Posted on May 17, 2010 by spikexan
Available at RPGNow.com
It’s a big year for Supernatural. The tv show has been renewed for an unexpected sixth season (the original story arc only called for five), they are flirting with the GhostFacers webisode series, novel tie-ins are seeing print, and the rpg license remains strong. The newest addition to the line, Supernatural: Guide to the Hunted, is one of those supplements players need to complete their series. The corebook possesses plenty of material for game masters; however, this book adds flavor for those wanting to run something straight from the television series. I’ll get back to this later in the review.
The layout and artwork to this book understandably follows the format of the corebook, which is a clever look matching John Winchester’s monster bible. The fake Post-It notes, sketches, photos, and scribbled notes make for an eye-catching read. There are times the look may distract readers into reading bits out of order, but, in the case of this book’s direction, that’s okay. Nobody ever said a Hunter’s monster bible would be an easy read.
The majority of the book rests on the descriptions of various monsters, demons, angels, and Other Thing Under Your Bed. New Assets and Complications are in the book, but are seeded midst the creatures descriptions. Since the book addresses “playing monsters fighting monsters,” this created a bit of jumping around. For someone familiar with the book, it’s probably not an issue. For a handful of friends looking to make some characters for a pick-up game (because Supernatural is an excellent choice for such a game), it’s a little user-unfriendly.
The creatures receive much better descriptions in this supplement than the brief collection in the corebook. In fact, the authors seem to catch damn near everything through the end of the fourth season (and perhaps a bit into Season Five). There are lots of photos from the show to help jar memories for some of the forgettable monsters; however, the writing paints pretty meaningful pictures.

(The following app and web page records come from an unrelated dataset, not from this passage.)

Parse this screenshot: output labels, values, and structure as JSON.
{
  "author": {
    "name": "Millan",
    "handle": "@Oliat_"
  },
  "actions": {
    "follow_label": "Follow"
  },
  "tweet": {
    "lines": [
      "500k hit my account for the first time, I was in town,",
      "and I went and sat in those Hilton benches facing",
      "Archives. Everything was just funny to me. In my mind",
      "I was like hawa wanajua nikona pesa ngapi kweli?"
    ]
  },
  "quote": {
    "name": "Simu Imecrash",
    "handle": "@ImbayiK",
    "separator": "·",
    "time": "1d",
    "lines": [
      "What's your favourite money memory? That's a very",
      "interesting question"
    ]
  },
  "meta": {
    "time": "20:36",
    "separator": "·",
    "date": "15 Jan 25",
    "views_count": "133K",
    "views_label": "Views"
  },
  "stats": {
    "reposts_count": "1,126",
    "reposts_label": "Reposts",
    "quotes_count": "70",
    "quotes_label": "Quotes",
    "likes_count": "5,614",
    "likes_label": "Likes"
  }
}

While the vast majority of the book is a “monster book,” roughly twenty pages gets devoted to curses, hexes, mystical illnesses, and the other “problems” the Winchesters had to face that didn’t fall into the broad monster category (such as the lovely Bela Talbot). The final fifteen pages work to explain how to create your own monsters and run campaigns where the Hunters are also monsters. For me this last chapter could have been larger and would have made the book more exciting for me. It’s a lovely book that works not only as a gaming tool, but also a terrific armchair guide to the monsters of the series. For me, it may work a little bit better as the latter than the former. Here is why:
I don’t want to run games where the players take on the Winchesters’ cast-offs. It’s the bane of licensed material. How do I run a musical episode like on Buffy? What if I turned my entire cast into puppets like on Angel? What if I run a game where two sisters hunt the supernatural while trying to avenge their dead parents? All of these make for excellent gaming material, but still ring a little bit hollow on the originality side (yeah . . . I know “nothing original under the sun”). To the authors credit, they do address this concern with a sidebar on page 120 “Filing off the Serial Numbers.” Also, I had the pleasure of taking part in Floyd C. Wesel’s (one of the authors) GenCon sessions in 2008. There is a mine of originality waiting for players of
this game; however, because of the link to the tv show, they have to work for it.
As far as “monster books” go, Guide to the Hunted wins marks in design and detail, but doesn’t engage the reader as well as some of White Wolf’s Wicked Dead or Pelgrane Press’ Book of Unremitting Horror. At the least, a small campaign (with an original nasty or remix of an existing nasty) would have strengthened the book. I won’t rule out the strong possibility that licensing tied the authors’ collective hands behind their back. There were doubtlessly things they could and could not do with the material at hand. My scores for Guide to the Hunted are:
Layout: Five out of Five Dice (smart look)
Artwork: Four out of Five Dice (I love the single page angelic pieces)
Writing: Four out of Five Dice (Great writing despite licensing red tape)
Overall: Four out of Five Dice (A must-have for fans of the line)
Fans of the Supernatural RPG
Fans of the Supernatural tv Series
Urban Fantasy fans
Contemporary Horror fans
Not So Great For:
Those wanting “new” monsters for a game campaign
Review by Todd Cash